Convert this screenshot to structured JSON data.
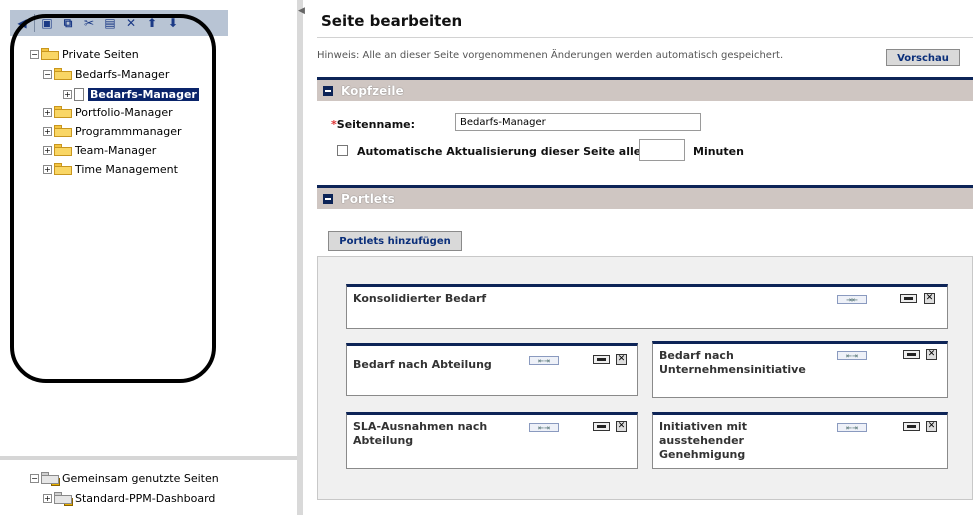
{
  "toolbar": {
    "buttons": [
      {
        "icon": "back-arrow-icon",
        "glyph": "◀"
      },
      {
        "icon": "new-page-icon",
        "glyph": "▣"
      },
      {
        "icon": "copy-icon",
        "glyph": "⧉"
      },
      {
        "icon": "cut-icon",
        "glyph": "✂"
      },
      {
        "icon": "paste-icon",
        "glyph": "▤"
      },
      {
        "icon": "delete-icon",
        "glyph": "✕"
      },
      {
        "icon": "move-up-icon",
        "glyph": "⬆"
      },
      {
        "icon": "move-down-icon",
        "glyph": "⬇"
      }
    ]
  },
  "tree": {
    "root_private": "Private Seiten",
    "bedarfs_folder": "Bedarfs-Manager",
    "bedarfs_page": "Bedarfs-Manager",
    "portfolio": "Portfolio-Manager",
    "programm": "Programmmanager",
    "team": "Team-Manager",
    "time": "Time Management",
    "root_shared": "Gemeinsam genutzte Seiten",
    "dashboard": "Standard-PPM-Dashboard"
  },
  "editor": {
    "title": "Seite bearbeiten",
    "hint": "Hinweis: Alle an dieser Seite vorgenommenen Änderungen werden automatisch gespeichert.",
    "preview_label": "Vorschau",
    "section_header": "Kopfzeile",
    "page_name_label": "Seitenname:",
    "page_name_required": "*",
    "page_name_value": "Bedarfs-Manager",
    "auto_refresh_label": "Automatische Aktualisierung dieser Seite alle",
    "auto_refresh_value": "",
    "minutes_label": "Minuten",
    "portlets_header": "Portlets",
    "add_portlets_label": "Portlets hinzufügen"
  },
  "portlets": [
    {
      "title": "Konsolidierter Bedarf"
    },
    {
      "title": "Bedarf nach Abteilung"
    },
    {
      "title": "Bedarf nach Unternehmensinitiative"
    },
    {
      "title": "SLA-Ausnahmen nach Abteilung"
    },
    {
      "title": "Initiativen mit ausstehender Genehmigung"
    }
  ],
  "colors": {
    "section_bar": "#0d2457",
    "section_bg": "#cfc6c2",
    "tree_selection": "#0a246a",
    "button_text": "#0b2f7a"
  }
}
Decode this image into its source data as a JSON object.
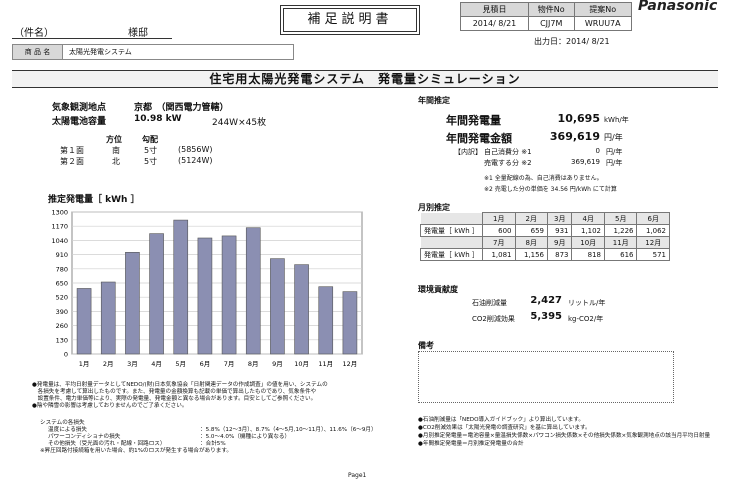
{
  "header": {
    "customer_label": "（件名）",
    "customer_suffix": "様邸",
    "product_label": "商 品 名",
    "product_value": "太陽光発電システム",
    "doc_title": "補足説明書",
    "meta_headers": [
      "見積日",
      "物件No",
      "提案No"
    ],
    "meta_values": [
      "2014/ 8/21",
      "CJJ7M",
      "WRUU7A"
    ],
    "output_date": "出力日：2014/ 8/21",
    "brand": "Panasonic"
  },
  "main_title": "住宅用太陽光発電システム　発電量シミュレーション",
  "site": {
    "location_label": "気象観測地点",
    "location_value": "京都　（関西電力管轄）",
    "capacity_label": "太陽電池容量",
    "capacity_value": "10.98 kW",
    "panels": "244W×45枚",
    "col_direction": "方位",
    "col_pitch": "勾配",
    "faces": [
      {
        "name": "第１面",
        "direction": "南",
        "pitch": "5寸",
        "watt": "(5856W)"
      },
      {
        "name": "第２面",
        "direction": "北",
        "pitch": "5寸",
        "watt": "(5124W)"
      }
    ]
  },
  "chart_data": {
    "type": "bar",
    "title": "推定発電量［ kWh ］",
    "categories": [
      "1月",
      "2月",
      "3月",
      "4月",
      "5月",
      "6月",
      "7月",
      "8月",
      "9月",
      "10月",
      "11月",
      "12月"
    ],
    "values": [
      600,
      659,
      931,
      1102,
      1226,
      1062,
      1081,
      1156,
      873,
      818,
      616,
      571
    ],
    "ylim": [
      0,
      1300
    ],
    "yticks": [
      "0",
      "130",
      "260",
      "390",
      "520",
      "650",
      "780",
      "910",
      "1040",
      "1170",
      "1300"
    ],
    "bar_color": "#8b8fb2",
    "grid": true
  },
  "annual": {
    "section_title": "年間推定",
    "gen_label": "年間発電量",
    "gen_value": "10,695",
    "gen_unit": "kWh/年",
    "amount_label": "年間発電金額",
    "amount_value": "369,619",
    "amount_unit": "円/年",
    "breakdown_tag": "【内訳】",
    "self_label": "自己消費分 ※1",
    "self_value": "0",
    "self_unit": "円/年",
    "sell_label": "売電する分 ※2",
    "sell_value": "369,619",
    "sell_unit": "円/年",
    "note1": "※1 全量配線の為、自己消費はありません。",
    "note2": "※2 売電した分の単価を 34.56 円/kWh にて計算"
  },
  "monthly": {
    "section_title": "月別推定",
    "row_label": "発電量［ kWh ］",
    "months_a": [
      "1月",
      "2月",
      "3月",
      "4月",
      "5月",
      "6月"
    ],
    "values_a": [
      "600",
      "659",
      "931",
      "1,102",
      "1,226",
      "1,062"
    ],
    "months_b": [
      "7月",
      "8月",
      "9月",
      "10月",
      "11月",
      "12月"
    ],
    "values_b": [
      "1,081",
      "1,156",
      "873",
      "818",
      "616",
      "571"
    ]
  },
  "environment": {
    "section_title": "環境貢献度",
    "oil_label": "石油削減量",
    "oil_value": "2,427",
    "oil_unit": "リットル/年",
    "co2_label": "CO2削減効果",
    "co2_value": "5,395",
    "co2_unit": "kg-CO2/年"
  },
  "remarks": {
    "section_title": "備考"
  },
  "notes_left": {
    "p1": "●発電量は、平均日射量データとしてNEDO/(財)日本気象協会「日射関連データの作成調査」の値を用い、システムの",
    "p2": "　各損失を考慮して算出したものです。また、発電量の金額換算も記載の単価で算出したものであり、気象条件や",
    "p3": "　設置条件、電力単価等により、実際の発電量、発電金額と異なる場合があります。目安としてご参照ください。",
    "p4": "●陰や隣雪の影響は考慮しておりませんのでご了承ください。",
    "loss_title": "システムの各損失",
    "loss1_label": "温度による損失",
    "loss1_value": "：5.8%（12〜3月）、8.7%（4〜5月,10〜11月）、11.6%（6〜9月）",
    "loss2_label": "パワーコンディショナの損失",
    "loss2_value": "：5.0〜4.0%（機種により異なる）",
    "loss3_label": "その他損失（受光面の汚れ・配線・回路ロス）",
    "loss3_value": "：合計5%",
    "loss_note": "※昇圧回路付接続箱を用いた場合、約1%のロスが発生する場合があります。"
  },
  "notes_right": {
    "n1": "●石油削減量は「NEDO導入ガイドブック」より算出しています。",
    "n2": "●CO2削減効果は「太陽光発電の調査研究」を基に算出しています。",
    "n3": "●月別推定発電量＝電池容量×量温損失係数×パワコン損失係数×その他損失係数×気象観測地点の該当月平均日射量",
    "n4": "●年間推定発電量＝月別推定発電量の合計"
  },
  "footer": {
    "page": "Page1"
  }
}
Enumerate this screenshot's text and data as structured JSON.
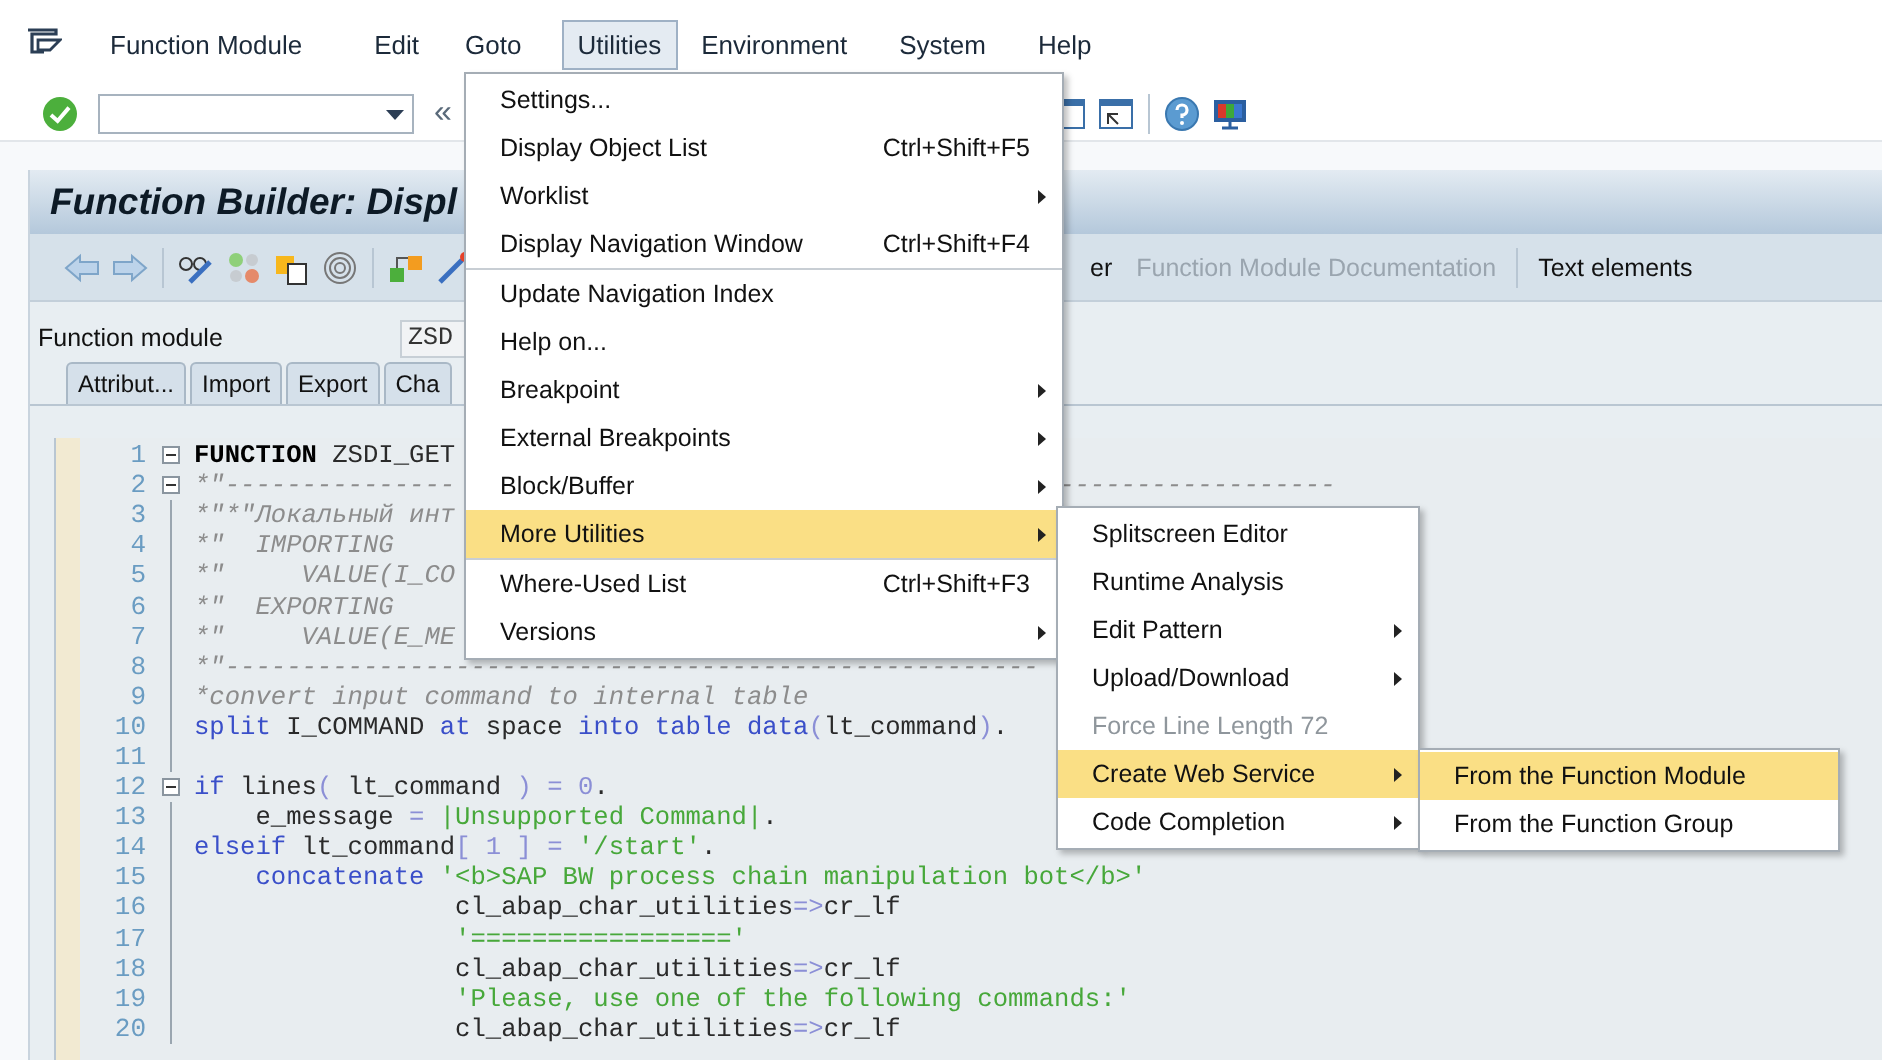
{
  "menubar": {
    "items": [
      {
        "label": "Function Module",
        "selected": false
      },
      {
        "label": "Edit",
        "selected": false
      },
      {
        "label": "Goto",
        "selected": false
      },
      {
        "label": "Utilities",
        "selected": true
      },
      {
        "label": "Environment",
        "selected": false
      },
      {
        "label": "System",
        "selected": false
      },
      {
        "label": "Help",
        "selected": false
      }
    ]
  },
  "toolbar": {
    "scroll_glyph": "«"
  },
  "title": "Function Builder: Displ",
  "app_toolbar": {
    "buttons": [
      {
        "label": "er",
        "disabled": false
      },
      {
        "label": "Function Module Documentation",
        "disabled": true
      },
      {
        "label": "Text elements",
        "disabled": false
      }
    ]
  },
  "function_module": {
    "label": "Function module",
    "value": "ZSD"
  },
  "tabs": [
    {
      "label": "Attribut...",
      "selected": false
    },
    {
      "label": "Import",
      "selected": false
    },
    {
      "label": "Export",
      "selected": false
    },
    {
      "label": "Cha",
      "selected": false
    }
  ],
  "editor": {
    "lines": [
      {
        "number": "1",
        "collapsible": true,
        "segments": [
          {
            "kind": "bold",
            "text": "FUNCTION"
          },
          {
            "kind": "plain",
            "text": " ZSDI_GET"
          }
        ]
      },
      {
        "number": "2",
        "collapsible": true,
        "segments": [
          {
            "kind": "comment",
            "text": "*\"---------------"
          }
        ],
        "tail": "------------------"
      },
      {
        "number": "3",
        "collapsible": false,
        "segments": [
          {
            "kind": "comment",
            "text": "*\"*\"Локальный инт"
          }
        ]
      },
      {
        "number": "4",
        "collapsible": false,
        "segments": [
          {
            "kind": "comment",
            "text": "*\"  IMPORTING"
          }
        ]
      },
      {
        "number": "5",
        "collapsible": false,
        "segments": [
          {
            "kind": "comment",
            "text": "*\"     VALUE(I_CO"
          }
        ]
      },
      {
        "number": "6",
        "collapsible": false,
        "segments": [
          {
            "kind": "comment",
            "text": "*\"  EXPORTING"
          }
        ]
      },
      {
        "number": "7",
        "collapsible": false,
        "segments": [
          {
            "kind": "comment",
            "text": "*\"     VALUE(E_ME"
          }
        ]
      },
      {
        "number": "8",
        "collapsible": false,
        "segments": [
          {
            "kind": "comment",
            "text": "*\"-----------------------------------------------------"
          }
        ]
      },
      {
        "number": "9",
        "collapsible": false,
        "segments": [
          {
            "kind": "comment",
            "text": "*convert input command to internal table"
          }
        ]
      },
      {
        "number": "10",
        "collapsible": false,
        "segments": [
          {
            "kind": "keyword",
            "text": "split"
          },
          {
            "kind": "plain",
            "text": " I_COMMAND "
          },
          {
            "kind": "keyword",
            "text": "at"
          },
          {
            "kind": "plain",
            "text": " space "
          },
          {
            "kind": "keyword",
            "text": "into table data"
          },
          {
            "kind": "operator",
            "text": "("
          },
          {
            "kind": "plain",
            "text": "lt_command"
          },
          {
            "kind": "operator",
            "text": ")"
          },
          {
            "kind": "plain",
            "text": "."
          }
        ]
      },
      {
        "number": "11",
        "collapsible": false
      },
      {
        "number": "12",
        "collapsible": true,
        "segments": [
          {
            "kind": "keyword",
            "text": "if"
          },
          {
            "kind": "plain",
            "text": " lines"
          },
          {
            "kind": "operator",
            "text": "("
          },
          {
            "kind": "plain",
            "text": " lt_command "
          },
          {
            "kind": "operator",
            "text": ") = 0"
          },
          {
            "kind": "plain",
            "text": "."
          }
        ]
      },
      {
        "number": "13",
        "collapsible": false,
        "segments": [
          {
            "kind": "plain",
            "text": "    e_message "
          },
          {
            "kind": "operator",
            "text": "= "
          },
          {
            "kind": "string",
            "text": "|Unsupported Command|"
          },
          {
            "kind": "plain",
            "text": "."
          }
        ]
      },
      {
        "number": "14",
        "collapsible": false,
        "segments": [
          {
            "kind": "keyword",
            "text": "elseif"
          },
          {
            "kind": "plain",
            "text": " lt_command"
          },
          {
            "kind": "operator",
            "text": "[ 1 ] = "
          },
          {
            "kind": "string",
            "text": "'/start'"
          },
          {
            "kind": "plain",
            "text": "."
          }
        ]
      },
      {
        "number": "15",
        "collapsible": false,
        "segments": [
          {
            "kind": "keyword",
            "text": "    concatenate "
          },
          {
            "kind": "string",
            "text": "'<b>SAP BW process chain manipulation bot</b>'"
          }
        ]
      },
      {
        "number": "16",
        "collapsible": false,
        "segments": [
          {
            "kind": "plain",
            "text": "                 cl_abap_char_utilities"
          },
          {
            "kind": "operator",
            "text": "=>"
          },
          {
            "kind": "plain",
            "text": "cr_lf"
          }
        ]
      },
      {
        "number": "17",
        "collapsible": false,
        "segments": [
          {
            "kind": "string",
            "text": "                 '================='"
          }
        ]
      },
      {
        "number": "18",
        "collapsible": false,
        "segments": [
          {
            "kind": "plain",
            "text": "                 cl_abap_char_utilities"
          },
          {
            "kind": "operator",
            "text": "=>"
          },
          {
            "kind": "plain",
            "text": "cr_lf"
          }
        ]
      },
      {
        "number": "19",
        "collapsible": false,
        "segments": [
          {
            "kind": "string",
            "text": "                 'Please, use one of the following commands:'"
          }
        ]
      },
      {
        "number": "20",
        "collapsible": false,
        "segments": [
          {
            "kind": "plain",
            "text": "                 cl_abap_char_utilities"
          },
          {
            "kind": "operator",
            "text": "=>"
          },
          {
            "kind": "plain",
            "text": "cr_lf"
          }
        ]
      }
    ]
  },
  "utilities_menu": {
    "items": [
      {
        "label": "Settings...",
        "has_submenu": false,
        "highlighted": false
      },
      {
        "label": "Display Object List",
        "shortcut": "Ctrl+Shift+F5",
        "has_submenu": false,
        "highlighted": false
      },
      {
        "label": "Worklist",
        "has_submenu": true,
        "highlighted": false
      },
      {
        "label": "Display Navigation Window",
        "shortcut": "Ctrl+Shift+F4",
        "has_submenu": false,
        "highlighted": false
      },
      {
        "label": "Update Navigation Index",
        "separator_before": true,
        "has_submenu": false,
        "highlighted": false
      },
      {
        "label": "Help on...",
        "has_submenu": false,
        "highlighted": false
      },
      {
        "label": "Breakpoint",
        "has_submenu": true,
        "highlighted": false
      },
      {
        "label": "External Breakpoints",
        "has_submenu": true,
        "highlighted": false
      },
      {
        "label": "Block/Buffer",
        "has_submenu": true,
        "highlighted": false
      },
      {
        "label": "More Utilities",
        "has_submenu": true,
        "highlighted": true
      },
      {
        "label": "Where-Used List",
        "shortcut": "Ctrl+Shift+F3",
        "separator_before": true,
        "has_submenu": false,
        "highlighted": false
      },
      {
        "label": "Versions",
        "has_submenu": true,
        "highlighted": false
      }
    ]
  },
  "more_utilities_menu": {
    "items": [
      {
        "label": "Splitscreen Editor",
        "has_submenu": false,
        "highlighted": false,
        "disabled": false
      },
      {
        "label": "Runtime Analysis",
        "has_submenu": false,
        "highlighted": false,
        "disabled": false
      },
      {
        "label": "Edit Pattern",
        "has_submenu": true,
        "highlighted": false,
        "disabled": false
      },
      {
        "label": "Upload/Download",
        "has_submenu": true,
        "highlighted": false,
        "disabled": false
      },
      {
        "label": "Force Line Length 72",
        "has_submenu": false,
        "highlighted": false,
        "disabled": true
      },
      {
        "label": "Create Web Service",
        "has_submenu": true,
        "highlighted": true,
        "disabled": false
      },
      {
        "label": "Code Completion",
        "has_submenu": true,
        "highlighted": false,
        "disabled": false
      }
    ]
  },
  "web_service_menu": {
    "items": [
      {
        "label": "From the Function Module",
        "highlighted": true
      },
      {
        "label": "From the Function Group",
        "highlighted": false
      }
    ]
  }
}
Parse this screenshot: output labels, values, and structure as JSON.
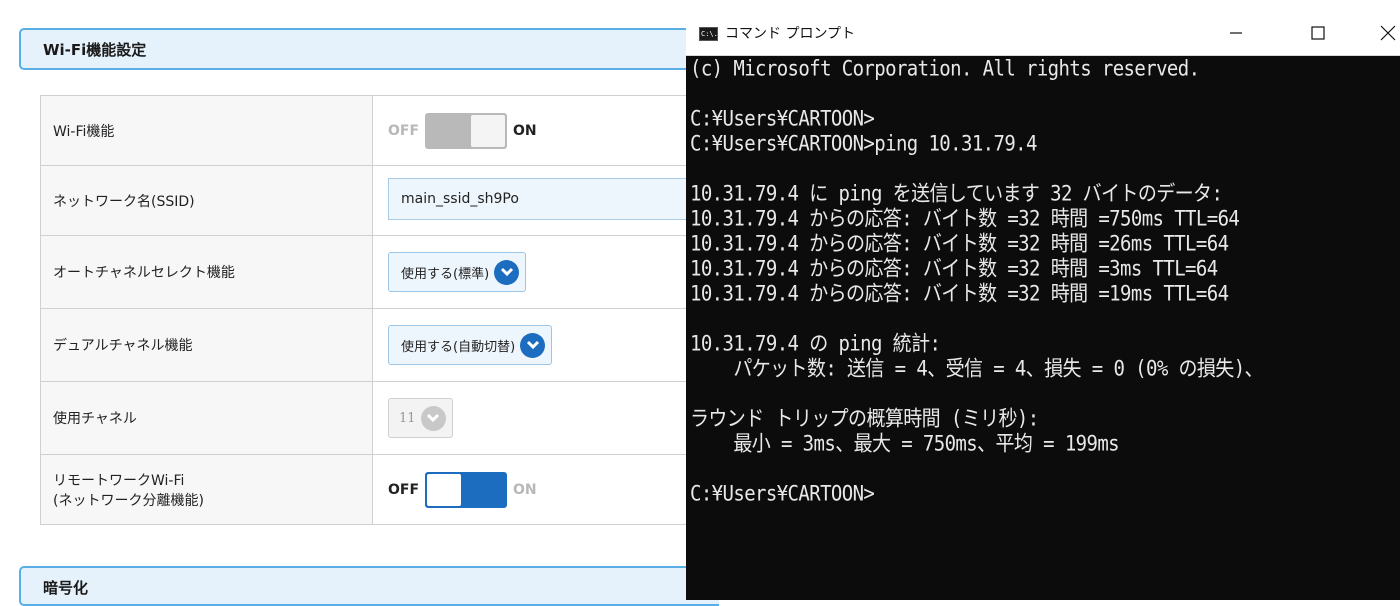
{
  "router": {
    "section1_title": "Wi-Fi機能設定",
    "section2_title": "暗号化",
    "rows": {
      "wifi": {
        "label": "Wi-Fi機能",
        "off": "OFF",
        "on": "ON"
      },
      "ssid": {
        "label": "ネットワーク名(SSID)",
        "value": "main_ssid_sh9Po"
      },
      "auto_channel": {
        "label": "オートチャネルセレクト機能",
        "value": "使用する(標準)"
      },
      "dual_channel": {
        "label": "デュアルチャネル機能",
        "value": "使用する(自動切替)"
      },
      "channel": {
        "label": "使用チャネル",
        "value": "11"
      },
      "remote": {
        "label_line1": "リモートワークWi-Fi",
        "label_line2": "(ネットワーク分離機能)",
        "off": "OFF",
        "on": "ON"
      }
    }
  },
  "cmd": {
    "title": "コマンド プロンプト",
    "icon_text": "C:\\.",
    "lines": [
      "(c) Microsoft Corporation. All rights reserved.",
      "",
      "C:¥Users¥CARTOON>",
      "C:¥Users¥CARTOON>ping 10.31.79.4",
      "",
      "10.31.79.4 に ping を送信しています 32 バイトのデータ:",
      "10.31.79.4 からの応答: バイト数 =32 時間 =750ms TTL=64",
      "10.31.79.4 からの応答: バイト数 =32 時間 =26ms TTL=64",
      "10.31.79.4 からの応答: バイト数 =32 時間 =3ms TTL=64",
      "10.31.79.4 からの応答: バイト数 =32 時間 =19ms TTL=64",
      "",
      "10.31.79.4 の ping 統計:",
      "    パケット数: 送信 = 4、受信 = 4、損失 = 0 (0% の損失)、",
      "",
      "ラウンド トリップの概算時間 (ミリ秒):",
      "    最小 = 3ms、最大 = 750ms、平均 = 199ms",
      "",
      "C:¥Users¥CARTOON>"
    ]
  }
}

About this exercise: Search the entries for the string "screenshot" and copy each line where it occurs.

Exercise output:
Convert this screenshot to structured JSON data.
Enumerate this screenshot's text and data as structured JSON.
Parse this screenshot: output labels, values, and structure as JSON.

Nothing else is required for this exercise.